    We want gain without pain. We want the joy of new life without going through the travail of labor pains. We want healing without surgery. We want joy without mourning.

    We want to enter into the power of the resurrection without first suffering the agony of the cross. We want our schedules and programs and institutions to stay intact. We want minimum disruption of our plans or interference with our traditions.

    Revival involves a process – a process of plowing up the hardened, uncultivated ground of our hearts, then planting the seed, and ultimately reaping a harvest. The plowing is painful, but it cannot be circumvented, and it takes time.

    Yes, time is an unavoidable part of the price. Weekend mini-revivals may be easier to fit into our schedules, but they are unlikely to result in genuine revival.

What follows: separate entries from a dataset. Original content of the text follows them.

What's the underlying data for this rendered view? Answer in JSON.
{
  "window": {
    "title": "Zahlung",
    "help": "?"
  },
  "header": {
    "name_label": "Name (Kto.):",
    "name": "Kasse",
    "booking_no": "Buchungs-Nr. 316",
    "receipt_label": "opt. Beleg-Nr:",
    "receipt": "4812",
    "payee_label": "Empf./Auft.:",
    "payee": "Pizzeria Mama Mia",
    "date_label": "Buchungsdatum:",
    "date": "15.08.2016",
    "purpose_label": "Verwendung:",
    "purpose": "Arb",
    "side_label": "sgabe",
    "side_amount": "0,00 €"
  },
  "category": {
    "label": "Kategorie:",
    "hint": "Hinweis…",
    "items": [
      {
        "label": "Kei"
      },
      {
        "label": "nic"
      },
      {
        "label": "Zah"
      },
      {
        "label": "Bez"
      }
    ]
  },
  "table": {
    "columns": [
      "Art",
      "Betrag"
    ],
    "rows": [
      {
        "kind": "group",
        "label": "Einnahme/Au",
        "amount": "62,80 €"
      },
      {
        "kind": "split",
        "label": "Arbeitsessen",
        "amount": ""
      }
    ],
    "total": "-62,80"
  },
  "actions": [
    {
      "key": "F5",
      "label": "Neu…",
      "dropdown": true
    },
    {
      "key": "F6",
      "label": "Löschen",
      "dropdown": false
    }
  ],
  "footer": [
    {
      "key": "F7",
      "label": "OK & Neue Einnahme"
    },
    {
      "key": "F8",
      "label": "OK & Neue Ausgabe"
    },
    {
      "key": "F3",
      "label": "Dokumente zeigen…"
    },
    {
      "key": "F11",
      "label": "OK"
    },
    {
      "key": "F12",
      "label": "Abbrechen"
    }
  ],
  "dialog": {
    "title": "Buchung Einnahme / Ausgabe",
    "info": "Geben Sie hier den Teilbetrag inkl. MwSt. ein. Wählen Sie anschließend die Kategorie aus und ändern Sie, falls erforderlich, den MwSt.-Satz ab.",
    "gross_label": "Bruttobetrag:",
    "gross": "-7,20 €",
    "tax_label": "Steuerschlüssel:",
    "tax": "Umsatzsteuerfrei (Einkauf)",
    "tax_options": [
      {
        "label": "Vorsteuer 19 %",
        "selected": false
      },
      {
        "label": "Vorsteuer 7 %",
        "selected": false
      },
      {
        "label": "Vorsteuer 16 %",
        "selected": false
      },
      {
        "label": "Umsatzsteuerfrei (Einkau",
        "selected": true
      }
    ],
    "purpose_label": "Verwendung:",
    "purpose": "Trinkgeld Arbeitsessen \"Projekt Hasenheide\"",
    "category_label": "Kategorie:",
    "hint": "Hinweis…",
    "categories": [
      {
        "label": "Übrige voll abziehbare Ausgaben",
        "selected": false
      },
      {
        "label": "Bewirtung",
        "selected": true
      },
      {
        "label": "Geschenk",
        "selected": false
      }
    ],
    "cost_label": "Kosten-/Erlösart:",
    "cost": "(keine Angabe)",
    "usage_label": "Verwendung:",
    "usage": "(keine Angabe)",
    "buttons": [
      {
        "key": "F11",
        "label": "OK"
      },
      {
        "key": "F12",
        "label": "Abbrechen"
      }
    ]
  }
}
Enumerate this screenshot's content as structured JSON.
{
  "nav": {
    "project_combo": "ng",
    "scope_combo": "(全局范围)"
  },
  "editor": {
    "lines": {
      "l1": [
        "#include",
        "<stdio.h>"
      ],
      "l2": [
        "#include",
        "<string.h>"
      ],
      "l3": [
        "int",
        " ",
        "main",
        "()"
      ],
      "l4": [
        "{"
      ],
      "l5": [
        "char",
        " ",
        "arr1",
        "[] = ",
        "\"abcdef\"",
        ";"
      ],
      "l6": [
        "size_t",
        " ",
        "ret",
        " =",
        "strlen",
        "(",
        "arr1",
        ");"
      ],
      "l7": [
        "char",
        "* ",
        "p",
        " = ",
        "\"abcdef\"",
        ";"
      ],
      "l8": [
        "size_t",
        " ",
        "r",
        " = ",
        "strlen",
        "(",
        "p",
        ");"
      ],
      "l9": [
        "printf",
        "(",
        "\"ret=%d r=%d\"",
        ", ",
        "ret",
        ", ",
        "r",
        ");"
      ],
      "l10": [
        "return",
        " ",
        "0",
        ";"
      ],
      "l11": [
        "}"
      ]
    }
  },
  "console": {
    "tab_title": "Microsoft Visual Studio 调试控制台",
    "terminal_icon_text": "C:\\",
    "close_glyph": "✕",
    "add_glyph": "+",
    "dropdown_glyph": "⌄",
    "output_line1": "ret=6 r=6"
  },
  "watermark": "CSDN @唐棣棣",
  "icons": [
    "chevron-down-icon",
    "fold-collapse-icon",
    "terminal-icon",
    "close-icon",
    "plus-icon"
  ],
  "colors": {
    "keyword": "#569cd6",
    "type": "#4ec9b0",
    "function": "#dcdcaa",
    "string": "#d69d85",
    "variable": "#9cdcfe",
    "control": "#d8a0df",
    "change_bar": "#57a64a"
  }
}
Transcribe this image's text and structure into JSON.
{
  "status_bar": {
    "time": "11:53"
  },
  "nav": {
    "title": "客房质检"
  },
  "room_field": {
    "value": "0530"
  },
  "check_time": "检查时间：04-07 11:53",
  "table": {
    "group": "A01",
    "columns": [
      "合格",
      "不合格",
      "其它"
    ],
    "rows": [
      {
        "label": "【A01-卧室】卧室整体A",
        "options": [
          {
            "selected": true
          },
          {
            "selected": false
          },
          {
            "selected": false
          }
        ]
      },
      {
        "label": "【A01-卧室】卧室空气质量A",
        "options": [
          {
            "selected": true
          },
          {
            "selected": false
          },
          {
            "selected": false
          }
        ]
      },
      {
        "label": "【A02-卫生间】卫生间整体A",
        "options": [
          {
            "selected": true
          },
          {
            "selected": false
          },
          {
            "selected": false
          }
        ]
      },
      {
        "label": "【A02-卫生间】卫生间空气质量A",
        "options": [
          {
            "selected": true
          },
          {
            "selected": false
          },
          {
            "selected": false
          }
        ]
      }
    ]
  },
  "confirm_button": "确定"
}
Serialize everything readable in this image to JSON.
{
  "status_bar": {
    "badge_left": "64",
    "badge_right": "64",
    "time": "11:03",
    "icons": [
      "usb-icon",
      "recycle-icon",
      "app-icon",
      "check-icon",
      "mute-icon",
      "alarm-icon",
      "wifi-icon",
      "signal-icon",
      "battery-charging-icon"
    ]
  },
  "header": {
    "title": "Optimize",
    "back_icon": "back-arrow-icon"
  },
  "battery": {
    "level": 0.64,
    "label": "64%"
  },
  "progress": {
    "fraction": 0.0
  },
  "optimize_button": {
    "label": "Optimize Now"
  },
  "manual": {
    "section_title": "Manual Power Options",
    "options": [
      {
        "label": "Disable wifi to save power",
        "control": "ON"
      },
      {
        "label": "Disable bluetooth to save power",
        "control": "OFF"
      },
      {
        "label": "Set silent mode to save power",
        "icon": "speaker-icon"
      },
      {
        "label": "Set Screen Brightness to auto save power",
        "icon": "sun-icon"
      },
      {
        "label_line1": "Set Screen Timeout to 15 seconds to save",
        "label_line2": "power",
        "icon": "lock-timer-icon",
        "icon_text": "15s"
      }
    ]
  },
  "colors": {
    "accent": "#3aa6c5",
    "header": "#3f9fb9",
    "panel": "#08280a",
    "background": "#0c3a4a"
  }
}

    Elijah had been in a process of preparation and purification for three-and-a-half years before God sent the fire. And the people of Israel had suffered the consequences of their sin for the same period of time before they got desperate enough for God to send the fire.

    We are too busy to listen to God. God meets with those who wait for Him (Isa. 64:4), but we want Him to send the fire on our timetable. And He had better be through by noon!

    Dear friend, God simply will not fit into our plans, our schedules, or our timetables. He is God! He must be given the freedom to operate as He wills, on His schedule.

    If God is going to send the fire, we must be willing, if necessary, to discard our man-made traditions, methods, structures, and programs to make room for Him. It is not that those things are wrong in and of themselves; but for too many of us, they have become gods. Anything that has become more essential to us than His presence is part of the price He will require.

    Certainly there will be no fire until the sacrifice has been offered. For the Israelites it meant placing their water supply on the altar. God did not need water, but when He had their supply, He had them. That is what He wanted all along.

    I do not know what sacrifice God may require of you or your church. He may ask you to surrender your reputation. He may ask you to bear criticism, misunderstanding, and rejection from those whose opinions matter most to you.

    He may ask you to quit your job. He may ask you to put your life savings or retirement fund on the altar.

    Ultimately, what God really wants is the whole of our lives. When God has us on the altar, then and only then will He send fire from heaven and reveal His power to a watching world.

    – Taken from Ablaze With His Glory by Del Fehsenfeld, Jr. Copyright © 1993 by Life Action Ministries. Revised Edition © 2009. Used by permission.